Some models of an impact sprinkler have the option to adjust their spray distance by using a separate dial on the sprinkler head. These dials work by either tightening or loosening the diffuser pin, thus changing the amount of pressure inside of the nozzle and subsequently raising or lowering the spread and spray pattern from that point.
Tips for Maintaining the Right Setup
Water Source of 15 PSI
When it comes to irrigation options, the area is key. You need sprinklers that shoot out a good amount of water to make sure your plants are getting enough moisture when you water them manually. While the average water pressure for residential areas is between 40-60 PSI, your levels might be lower if you draw your supply from a pump or well.
So, make sure you are using a water pressure of 15 psi for better results.
Use the Right Impact Sprinkler Head
Impact sprinkler systems are usually sold in two different materials: plastic and metal. Plastic heads will be easier to turn but they’re not as durable under pressure and tend to be less expensive than their metal counterparts.

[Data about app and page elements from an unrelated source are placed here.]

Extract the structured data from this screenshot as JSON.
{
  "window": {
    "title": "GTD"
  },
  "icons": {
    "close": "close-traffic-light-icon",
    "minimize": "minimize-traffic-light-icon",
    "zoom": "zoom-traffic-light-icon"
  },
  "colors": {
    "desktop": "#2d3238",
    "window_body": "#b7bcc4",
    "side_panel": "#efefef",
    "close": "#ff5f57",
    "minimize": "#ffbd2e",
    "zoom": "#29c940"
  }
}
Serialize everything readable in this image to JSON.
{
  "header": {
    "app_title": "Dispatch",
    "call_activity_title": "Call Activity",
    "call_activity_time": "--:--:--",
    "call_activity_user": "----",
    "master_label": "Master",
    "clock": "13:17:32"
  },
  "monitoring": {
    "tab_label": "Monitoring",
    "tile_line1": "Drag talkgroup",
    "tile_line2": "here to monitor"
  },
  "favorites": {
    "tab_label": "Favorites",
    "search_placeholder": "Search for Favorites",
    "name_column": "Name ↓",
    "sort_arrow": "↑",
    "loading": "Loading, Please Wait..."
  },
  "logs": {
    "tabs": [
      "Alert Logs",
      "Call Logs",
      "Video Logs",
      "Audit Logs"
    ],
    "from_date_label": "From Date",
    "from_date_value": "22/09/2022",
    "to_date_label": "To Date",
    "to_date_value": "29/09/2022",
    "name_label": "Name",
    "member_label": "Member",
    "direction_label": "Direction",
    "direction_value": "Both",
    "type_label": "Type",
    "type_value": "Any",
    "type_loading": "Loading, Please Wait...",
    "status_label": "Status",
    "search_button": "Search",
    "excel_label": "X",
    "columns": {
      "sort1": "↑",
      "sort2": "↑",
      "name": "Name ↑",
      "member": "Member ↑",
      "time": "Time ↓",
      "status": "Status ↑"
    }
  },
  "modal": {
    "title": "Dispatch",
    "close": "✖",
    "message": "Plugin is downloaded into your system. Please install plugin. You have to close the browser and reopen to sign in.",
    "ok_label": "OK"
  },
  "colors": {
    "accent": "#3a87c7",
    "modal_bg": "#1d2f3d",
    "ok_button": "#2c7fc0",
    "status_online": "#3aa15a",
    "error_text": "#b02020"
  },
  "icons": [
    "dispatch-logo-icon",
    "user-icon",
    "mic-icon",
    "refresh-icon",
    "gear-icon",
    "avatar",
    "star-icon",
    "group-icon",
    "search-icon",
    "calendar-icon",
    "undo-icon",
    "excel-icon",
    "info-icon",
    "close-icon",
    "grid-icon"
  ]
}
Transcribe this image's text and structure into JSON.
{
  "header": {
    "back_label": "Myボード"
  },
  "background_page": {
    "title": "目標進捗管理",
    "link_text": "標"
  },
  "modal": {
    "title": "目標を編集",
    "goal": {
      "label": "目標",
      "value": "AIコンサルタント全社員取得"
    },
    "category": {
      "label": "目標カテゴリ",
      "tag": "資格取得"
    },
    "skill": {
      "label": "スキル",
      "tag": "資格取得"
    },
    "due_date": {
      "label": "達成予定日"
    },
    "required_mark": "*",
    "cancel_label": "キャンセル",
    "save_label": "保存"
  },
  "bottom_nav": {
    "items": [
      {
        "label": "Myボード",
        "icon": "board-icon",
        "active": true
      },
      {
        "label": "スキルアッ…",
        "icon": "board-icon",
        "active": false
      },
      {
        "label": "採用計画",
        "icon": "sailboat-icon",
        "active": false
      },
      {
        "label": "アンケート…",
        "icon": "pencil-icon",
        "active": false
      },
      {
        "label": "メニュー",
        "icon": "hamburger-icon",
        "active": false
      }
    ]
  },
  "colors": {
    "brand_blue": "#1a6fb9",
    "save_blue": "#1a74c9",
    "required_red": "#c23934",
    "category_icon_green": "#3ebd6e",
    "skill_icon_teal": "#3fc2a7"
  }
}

Metal sprinkler heads will cost a bit more but they’re much better able to handle the strain of higher pressures, and they typically won’t need replacing as frequently so it’s a good idea for those who are concerned about environmental impact over time to consider getting a metal head instead.
Periodically Clean Your Impact Sprinkler
A new sprinkler head might not be functioning properly, and it’s probably because it needs to be cleaned. You can first, gently scrub out the inside with a bottle brush, and then go from there. Not only will a good cleanup prolong the life of your sprinkler head, but it may also decrease your water bill.
The reason for this is that you’ll be able to use less water because you’ll notice your sprinklers rotating when they shouldn’t be. Which would mean that it is either cleaning too aggressively or not enough to suit what you need.
If you’ve got your impact sprinkler head set up the way you want it, make a note of where each setting is so that you’ll remember how to water each individual section of your yard.
Are Impact Sprinkler any Better?
An impact Sprinklers are one of the most efficient and fastest methods of watering your lawn. It uses a lot less water than almost any other sprinkler system you can find but still gives excellent results.
The impact sprinkler uses a rotating sleeve to lift and drop the impact sprinkler barrel, forcing water to shoot out in a wide arc. The water rotates with the barrel and creates a pulsating spray that is accurate and covers a large area. Impact sprinkler is a very popular sprinkler system, and most people who use them are very pleased with how they work. If you want to get the most out of your sprinkler system, impact sprinklers might be the answer.
Why Impact Sprinklers Head Stop Working?
If you notice that your sprinkler head won’t move back and forth, it could be caused by a few different factors. Some of them are follow
- Water Pressure Problems
- Debris stuck in the sprinkler head
- Trip Point Problem